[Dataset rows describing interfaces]
§ §

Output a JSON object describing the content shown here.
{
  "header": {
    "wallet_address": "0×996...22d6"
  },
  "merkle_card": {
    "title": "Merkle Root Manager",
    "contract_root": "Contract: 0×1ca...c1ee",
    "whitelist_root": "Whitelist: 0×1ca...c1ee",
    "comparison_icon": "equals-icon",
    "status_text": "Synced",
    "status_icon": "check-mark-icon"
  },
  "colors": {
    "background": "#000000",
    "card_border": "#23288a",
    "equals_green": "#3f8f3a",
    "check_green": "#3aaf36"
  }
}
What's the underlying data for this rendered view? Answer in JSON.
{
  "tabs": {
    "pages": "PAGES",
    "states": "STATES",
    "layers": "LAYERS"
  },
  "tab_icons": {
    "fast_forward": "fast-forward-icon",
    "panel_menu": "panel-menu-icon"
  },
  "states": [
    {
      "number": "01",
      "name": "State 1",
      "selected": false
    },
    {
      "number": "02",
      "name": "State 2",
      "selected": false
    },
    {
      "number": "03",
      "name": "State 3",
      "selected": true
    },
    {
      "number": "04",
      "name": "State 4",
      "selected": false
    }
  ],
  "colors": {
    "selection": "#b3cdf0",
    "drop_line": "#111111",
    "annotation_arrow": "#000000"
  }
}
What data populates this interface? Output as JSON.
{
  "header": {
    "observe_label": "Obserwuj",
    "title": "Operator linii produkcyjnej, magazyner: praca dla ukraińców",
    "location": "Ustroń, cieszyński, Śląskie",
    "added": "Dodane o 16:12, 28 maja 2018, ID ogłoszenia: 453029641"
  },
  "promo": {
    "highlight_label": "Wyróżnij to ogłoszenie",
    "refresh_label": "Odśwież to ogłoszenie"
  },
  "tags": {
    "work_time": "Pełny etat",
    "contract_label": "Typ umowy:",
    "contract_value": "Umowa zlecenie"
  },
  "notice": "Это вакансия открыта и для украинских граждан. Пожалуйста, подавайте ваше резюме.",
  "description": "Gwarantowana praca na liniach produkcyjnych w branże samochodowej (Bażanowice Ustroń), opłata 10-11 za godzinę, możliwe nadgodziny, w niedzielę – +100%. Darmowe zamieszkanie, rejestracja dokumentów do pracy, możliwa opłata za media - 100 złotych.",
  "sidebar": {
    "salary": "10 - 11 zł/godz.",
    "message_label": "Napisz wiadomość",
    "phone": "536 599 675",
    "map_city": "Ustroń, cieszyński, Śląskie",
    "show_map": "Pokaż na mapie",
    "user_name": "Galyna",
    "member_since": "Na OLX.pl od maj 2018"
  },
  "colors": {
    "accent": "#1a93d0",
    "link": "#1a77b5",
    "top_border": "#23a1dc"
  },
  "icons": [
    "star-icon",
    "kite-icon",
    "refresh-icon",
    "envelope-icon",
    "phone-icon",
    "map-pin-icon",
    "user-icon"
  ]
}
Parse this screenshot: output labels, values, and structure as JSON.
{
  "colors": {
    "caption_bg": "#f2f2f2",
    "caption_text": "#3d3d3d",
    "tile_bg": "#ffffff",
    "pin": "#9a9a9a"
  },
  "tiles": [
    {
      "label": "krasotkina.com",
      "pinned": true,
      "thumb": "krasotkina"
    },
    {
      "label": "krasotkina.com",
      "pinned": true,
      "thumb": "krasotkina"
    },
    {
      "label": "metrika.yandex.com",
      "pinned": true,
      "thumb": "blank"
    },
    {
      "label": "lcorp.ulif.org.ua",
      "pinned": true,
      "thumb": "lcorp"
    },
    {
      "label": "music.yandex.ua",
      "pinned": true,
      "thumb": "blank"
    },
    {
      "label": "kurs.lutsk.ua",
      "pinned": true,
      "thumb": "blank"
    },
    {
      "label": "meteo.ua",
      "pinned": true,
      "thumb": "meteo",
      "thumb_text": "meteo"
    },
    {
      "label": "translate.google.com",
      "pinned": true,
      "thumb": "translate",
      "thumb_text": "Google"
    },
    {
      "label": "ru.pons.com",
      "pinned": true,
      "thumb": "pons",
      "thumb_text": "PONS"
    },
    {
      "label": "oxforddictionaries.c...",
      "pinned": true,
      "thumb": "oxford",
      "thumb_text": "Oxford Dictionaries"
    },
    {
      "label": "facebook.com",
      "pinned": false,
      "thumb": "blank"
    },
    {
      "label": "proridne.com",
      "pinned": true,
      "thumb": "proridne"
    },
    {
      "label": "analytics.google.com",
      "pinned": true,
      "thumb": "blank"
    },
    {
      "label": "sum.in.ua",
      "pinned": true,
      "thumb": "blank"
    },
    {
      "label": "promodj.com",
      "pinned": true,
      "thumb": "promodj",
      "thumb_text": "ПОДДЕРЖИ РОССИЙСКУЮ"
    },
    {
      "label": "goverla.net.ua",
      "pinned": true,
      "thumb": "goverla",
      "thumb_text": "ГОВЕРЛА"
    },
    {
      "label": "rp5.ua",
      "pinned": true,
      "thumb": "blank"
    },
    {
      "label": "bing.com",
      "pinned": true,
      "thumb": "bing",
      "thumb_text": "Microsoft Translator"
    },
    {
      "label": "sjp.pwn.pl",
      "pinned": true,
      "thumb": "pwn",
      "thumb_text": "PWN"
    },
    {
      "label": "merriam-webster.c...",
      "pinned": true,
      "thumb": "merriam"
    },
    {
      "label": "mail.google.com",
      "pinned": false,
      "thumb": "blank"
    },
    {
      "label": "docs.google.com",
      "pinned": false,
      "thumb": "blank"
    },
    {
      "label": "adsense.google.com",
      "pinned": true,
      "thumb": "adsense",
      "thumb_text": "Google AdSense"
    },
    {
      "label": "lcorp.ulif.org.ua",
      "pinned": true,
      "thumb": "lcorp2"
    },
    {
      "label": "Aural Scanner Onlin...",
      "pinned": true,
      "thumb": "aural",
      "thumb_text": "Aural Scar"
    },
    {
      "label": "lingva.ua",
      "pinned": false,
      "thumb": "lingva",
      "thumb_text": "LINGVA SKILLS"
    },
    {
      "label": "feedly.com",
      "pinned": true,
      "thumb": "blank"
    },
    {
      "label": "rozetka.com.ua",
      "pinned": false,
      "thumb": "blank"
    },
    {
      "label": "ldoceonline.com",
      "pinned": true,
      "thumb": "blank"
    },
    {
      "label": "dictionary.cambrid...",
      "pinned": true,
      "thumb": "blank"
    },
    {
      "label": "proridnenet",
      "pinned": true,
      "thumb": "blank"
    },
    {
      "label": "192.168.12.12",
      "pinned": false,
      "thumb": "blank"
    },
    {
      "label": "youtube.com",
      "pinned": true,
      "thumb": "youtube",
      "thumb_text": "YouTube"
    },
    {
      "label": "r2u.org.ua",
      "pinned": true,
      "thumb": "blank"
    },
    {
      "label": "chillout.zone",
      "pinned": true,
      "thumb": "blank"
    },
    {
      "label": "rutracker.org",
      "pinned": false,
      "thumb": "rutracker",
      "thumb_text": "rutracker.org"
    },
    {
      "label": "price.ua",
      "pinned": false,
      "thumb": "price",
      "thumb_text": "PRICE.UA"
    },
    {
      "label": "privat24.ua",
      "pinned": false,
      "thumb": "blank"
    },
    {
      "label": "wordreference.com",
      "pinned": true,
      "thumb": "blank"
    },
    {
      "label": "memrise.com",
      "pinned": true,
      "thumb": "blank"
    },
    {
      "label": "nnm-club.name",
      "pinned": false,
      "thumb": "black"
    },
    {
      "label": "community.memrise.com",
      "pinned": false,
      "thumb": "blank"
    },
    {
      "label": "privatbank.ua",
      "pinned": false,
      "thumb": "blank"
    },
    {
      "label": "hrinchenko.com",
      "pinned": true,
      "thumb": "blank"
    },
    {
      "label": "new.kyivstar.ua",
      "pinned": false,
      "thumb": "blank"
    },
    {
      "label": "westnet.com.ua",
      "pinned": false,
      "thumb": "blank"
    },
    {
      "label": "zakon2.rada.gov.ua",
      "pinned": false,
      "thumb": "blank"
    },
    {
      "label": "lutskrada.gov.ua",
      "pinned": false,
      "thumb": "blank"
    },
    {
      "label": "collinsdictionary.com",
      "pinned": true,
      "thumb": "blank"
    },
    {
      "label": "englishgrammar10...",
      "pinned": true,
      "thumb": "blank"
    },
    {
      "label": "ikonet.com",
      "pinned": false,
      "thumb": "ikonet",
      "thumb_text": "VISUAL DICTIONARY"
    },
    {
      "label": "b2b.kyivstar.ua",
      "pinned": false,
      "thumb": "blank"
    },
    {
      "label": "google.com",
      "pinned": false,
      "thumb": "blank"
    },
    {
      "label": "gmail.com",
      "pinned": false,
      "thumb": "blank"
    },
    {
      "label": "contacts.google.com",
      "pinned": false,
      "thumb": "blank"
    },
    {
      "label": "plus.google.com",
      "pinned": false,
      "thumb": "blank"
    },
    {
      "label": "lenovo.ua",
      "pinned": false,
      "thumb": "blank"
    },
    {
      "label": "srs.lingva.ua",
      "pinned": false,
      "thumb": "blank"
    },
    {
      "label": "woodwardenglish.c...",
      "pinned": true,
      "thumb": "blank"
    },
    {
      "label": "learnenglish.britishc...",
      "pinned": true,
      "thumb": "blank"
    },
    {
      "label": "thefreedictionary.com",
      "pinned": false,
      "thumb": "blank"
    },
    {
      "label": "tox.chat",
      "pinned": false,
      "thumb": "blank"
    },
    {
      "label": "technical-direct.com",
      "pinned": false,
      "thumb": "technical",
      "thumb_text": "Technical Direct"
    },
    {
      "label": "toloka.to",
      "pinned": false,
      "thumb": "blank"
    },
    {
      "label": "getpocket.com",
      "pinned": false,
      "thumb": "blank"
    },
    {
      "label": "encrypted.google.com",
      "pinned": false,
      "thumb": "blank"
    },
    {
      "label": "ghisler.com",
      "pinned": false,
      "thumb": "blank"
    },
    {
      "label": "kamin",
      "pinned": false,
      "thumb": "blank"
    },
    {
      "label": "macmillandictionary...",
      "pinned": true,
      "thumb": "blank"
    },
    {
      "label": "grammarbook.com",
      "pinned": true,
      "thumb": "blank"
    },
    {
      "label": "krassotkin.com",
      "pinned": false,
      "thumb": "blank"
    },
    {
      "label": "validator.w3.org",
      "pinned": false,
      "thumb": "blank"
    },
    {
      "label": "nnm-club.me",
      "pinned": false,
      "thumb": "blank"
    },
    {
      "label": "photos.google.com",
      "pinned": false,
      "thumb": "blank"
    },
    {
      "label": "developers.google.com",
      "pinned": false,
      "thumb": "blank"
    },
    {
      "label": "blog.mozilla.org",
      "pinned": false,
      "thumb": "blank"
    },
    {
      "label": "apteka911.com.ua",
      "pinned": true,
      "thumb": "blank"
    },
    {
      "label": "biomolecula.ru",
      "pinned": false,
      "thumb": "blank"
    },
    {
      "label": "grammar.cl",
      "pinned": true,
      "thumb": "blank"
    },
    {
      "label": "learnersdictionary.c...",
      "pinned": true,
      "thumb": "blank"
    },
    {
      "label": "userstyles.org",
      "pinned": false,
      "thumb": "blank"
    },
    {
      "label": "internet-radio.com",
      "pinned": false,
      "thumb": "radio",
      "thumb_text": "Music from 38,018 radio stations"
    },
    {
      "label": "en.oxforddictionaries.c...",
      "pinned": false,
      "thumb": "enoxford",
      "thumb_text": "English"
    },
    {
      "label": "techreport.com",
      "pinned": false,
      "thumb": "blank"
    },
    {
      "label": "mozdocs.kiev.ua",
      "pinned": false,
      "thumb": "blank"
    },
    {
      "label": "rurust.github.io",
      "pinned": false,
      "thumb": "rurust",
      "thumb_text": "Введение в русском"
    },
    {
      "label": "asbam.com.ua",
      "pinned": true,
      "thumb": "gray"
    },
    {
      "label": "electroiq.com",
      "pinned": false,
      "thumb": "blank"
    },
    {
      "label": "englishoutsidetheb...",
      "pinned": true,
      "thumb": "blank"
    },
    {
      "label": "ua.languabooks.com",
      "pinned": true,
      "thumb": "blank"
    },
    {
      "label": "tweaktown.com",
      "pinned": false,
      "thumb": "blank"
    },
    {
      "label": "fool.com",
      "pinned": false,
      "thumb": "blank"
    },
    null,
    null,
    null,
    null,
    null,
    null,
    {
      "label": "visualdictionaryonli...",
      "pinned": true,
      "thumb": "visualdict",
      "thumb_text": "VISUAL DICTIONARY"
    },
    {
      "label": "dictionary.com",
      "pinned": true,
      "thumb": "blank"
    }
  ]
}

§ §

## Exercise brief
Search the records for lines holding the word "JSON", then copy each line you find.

## Response to this exercise
Output a JSON object describing the content shown here.
What's the underlying data for this rendered view? Answer in JSON.
What data populates this interface? Output as JSON.
Parse this screenshot: output labels, values, and structure as JSON.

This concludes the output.